#### TASK DIRECTIONS
If a line in the entries below includes "true", show that line.

#### INFORMATION PROVIDED

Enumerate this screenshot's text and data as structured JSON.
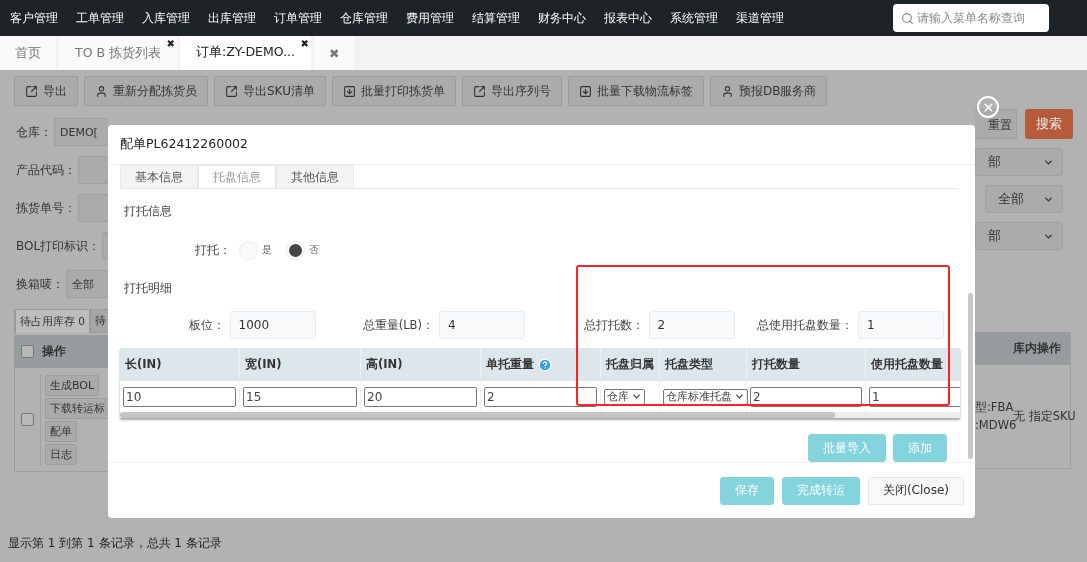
{
  "nav": {
    "items": [
      "客户管理",
      "工单管理",
      "入库管理",
      "出库管理",
      "订单管理",
      "仓库管理",
      "费用管理",
      "结算管理",
      "财务中心",
      "报表中心",
      "系统管理",
      "渠道管理"
    ],
    "search": {
      "placeholder": "请输入菜单名称查询"
    }
  },
  "page_tabs": [
    {
      "label": "首页",
      "selected": false
    },
    {
      "label": "TO B 拣货列表",
      "close": "✖",
      "selected": false
    },
    {
      "label": "订单:ZY-DEMO...",
      "close": "✖",
      "selected": true
    },
    {
      "label": "✖",
      "selected": false
    }
  ],
  "toolbar": [
    {
      "label": "导出",
      "kind": "export"
    },
    {
      "label": "重新分配拣货员",
      "kind": "user"
    },
    {
      "label": "导出SKU清单",
      "kind": "export"
    },
    {
      "label": "批量打印拣货单",
      "kind": "download"
    },
    {
      "label": "导出序列号",
      "kind": "export"
    },
    {
      "label": "批量下载物流标签",
      "kind": "download"
    },
    {
      "label": "预报DB服务商",
      "kind": "user"
    }
  ],
  "filters": [
    {
      "label": "仓库：",
      "value": "DEMO["
    },
    {
      "label": "产品代码："
    },
    {
      "label": "拣货单号："
    },
    {
      "label": "BOL打印标识："
    },
    {
      "label": "换箱唛：",
      "value": "全部"
    }
  ],
  "filter_actions": {
    "reset": "重置",
    "search": "搜索"
  },
  "right_selects": [
    "部",
    "全部",
    "部"
  ],
  "list_table": {
    "tabs": [
      {
        "label": "待占用库存 0",
        "selected": true
      },
      {
        "label": "待",
        "selected": false
      }
    ],
    "header_checked": false,
    "action_column": "操作",
    "last_column": "库内操作",
    "rows": [
      {
        "checked": false,
        "actions": [
          "生成BOL",
          "下载转运标",
          "配单",
          "日志"
        ],
        "info_lines": [
          "型:FBA",
          ":MDW6"
        ],
        "inner_op": "无 指定SKU"
      }
    ]
  },
  "footer": "显示第 1 到第 1 条记录，总共 1 条记录",
  "dialog": {
    "title": "配单PL62412260002",
    "tabs": [
      {
        "label": "基本信息",
        "selected": false
      },
      {
        "label": "托盘信息",
        "selected": true
      },
      {
        "label": "其他信息",
        "selected": false
      }
    ],
    "section_info": "打托信息",
    "palletize": {
      "label": "打托：",
      "options": [
        {
          "label": "是",
          "selected": false
        },
        {
          "label": "否",
          "selected": true
        }
      ]
    },
    "section_detail": "打托明细",
    "summary": [
      {
        "label": "板位：",
        "value": "1000"
      },
      {
        "label": "总重量(LB)：",
        "value": "4"
      },
      {
        "label": "总打托数：",
        "value": "2"
      },
      {
        "label": "总使用托盘数量：",
        "value": "1"
      }
    ],
    "detail_table": {
      "columns": [
        {
          "label": "长(IN)"
        },
        {
          "label": "宽(IN)"
        },
        {
          "label": "高(IN)"
        },
        {
          "label": "单托重量",
          "help": true
        },
        {
          "label": "托盘归属"
        },
        {
          "label": "托盘类型"
        },
        {
          "label": "打托数量"
        },
        {
          "label": "使用托盘数量"
        }
      ],
      "rows": [
        [
          {
            "kind": "input",
            "value": "10"
          },
          {
            "kind": "input",
            "value": "15"
          },
          {
            "kind": "input",
            "value": "20"
          },
          {
            "kind": "input",
            "value": "2"
          },
          {
            "kind": "select",
            "value": "仓库"
          },
          {
            "kind": "select",
            "value": "仓库标准托盘"
          },
          {
            "kind": "input",
            "value": "2"
          },
          {
            "kind": "input",
            "value": "1"
          }
        ]
      ]
    },
    "table_actions": [
      "批量导入",
      "添加"
    ],
    "footer_buttons": [
      {
        "label": "保存",
        "kind": "primary"
      },
      {
        "label": "完成转运",
        "kind": "primary"
      },
      {
        "label": "关闭(Close)",
        "kind": "default"
      }
    ]
  }
}
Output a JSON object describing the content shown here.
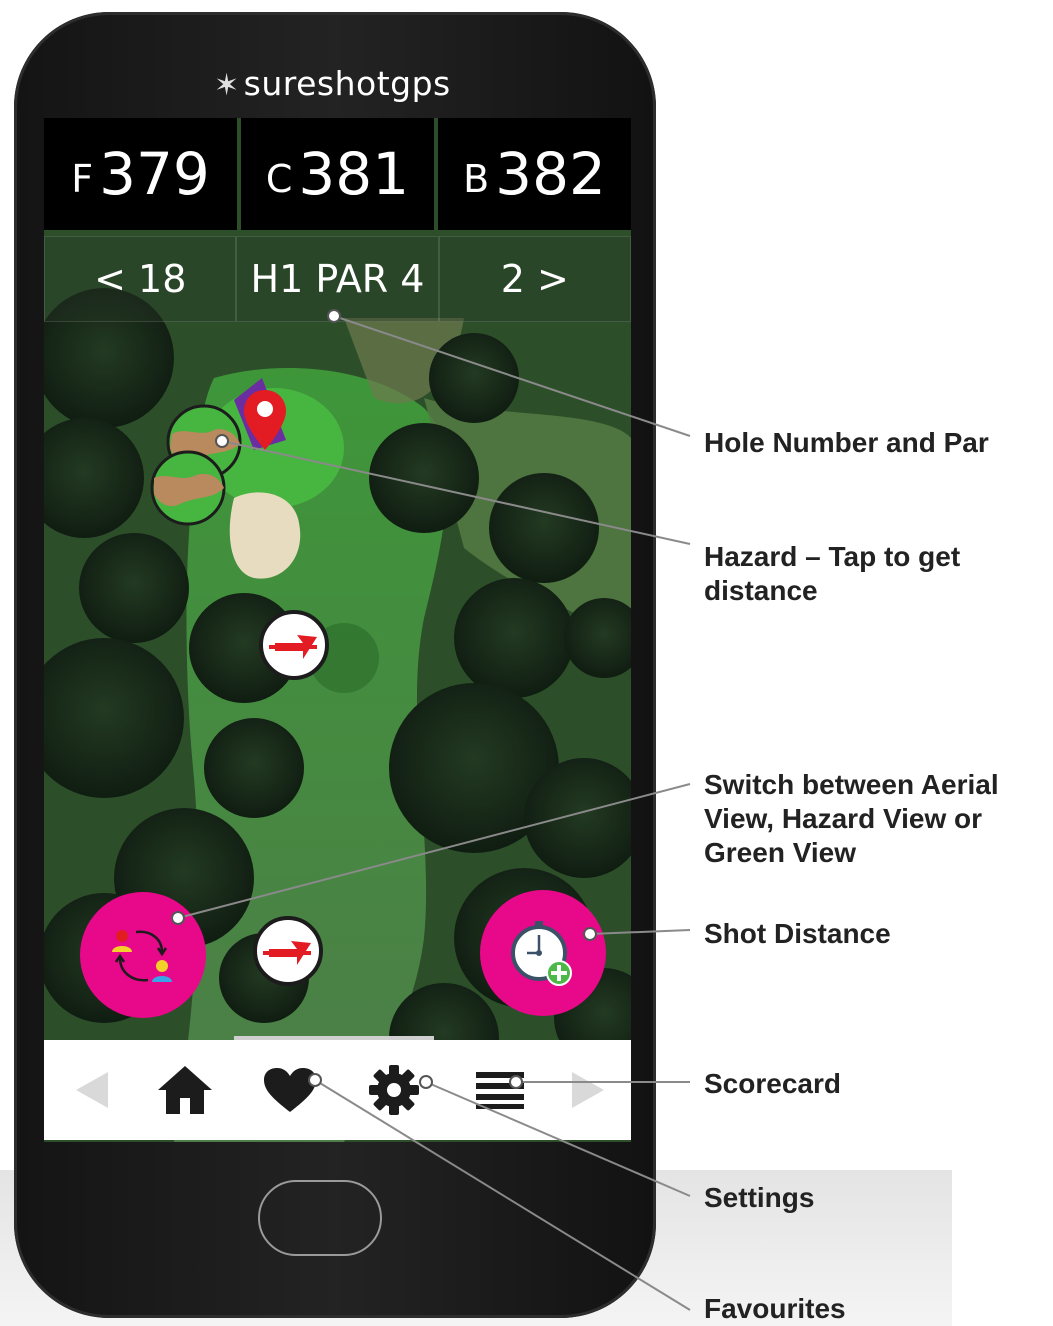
{
  "app": {
    "brand": "sureshotgps"
  },
  "distances": [
    {
      "label": "F",
      "value": "379"
    },
    {
      "label": "C",
      "value": "381"
    },
    {
      "label": "B",
      "value": "382"
    }
  ],
  "hole_nav": {
    "prev": "< 18",
    "current": "H1 PAR 4",
    "next": "2 >"
  },
  "colors": {
    "accent": "#e8088a",
    "pin": "#e31c24",
    "bunker": "#e8dcc0"
  },
  "icons": {
    "view_switch": "view-switch-icon",
    "shot_distance": "stopwatch-add-icon",
    "home": "home-icon",
    "favourites": "heart-icon",
    "settings": "gear-icon",
    "scorecard": "menu-lines-icon",
    "pin": "map-pin-icon",
    "layup": "direction-arrow-icon"
  },
  "callouts": {
    "hole": "Hole Number and Par",
    "hazard": "Hazard – Tap to get distance",
    "view": "Switch between Aerial View, Hazard View or Green View",
    "shot": "Shot Distance",
    "scorecard": "Scorecard",
    "settings": "Settings",
    "favourites": "Favourites"
  }
}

#### EXERCISE ANSWER
      "selected": true
        "selected": true
        "selected": true
          "selected": true
          "help": true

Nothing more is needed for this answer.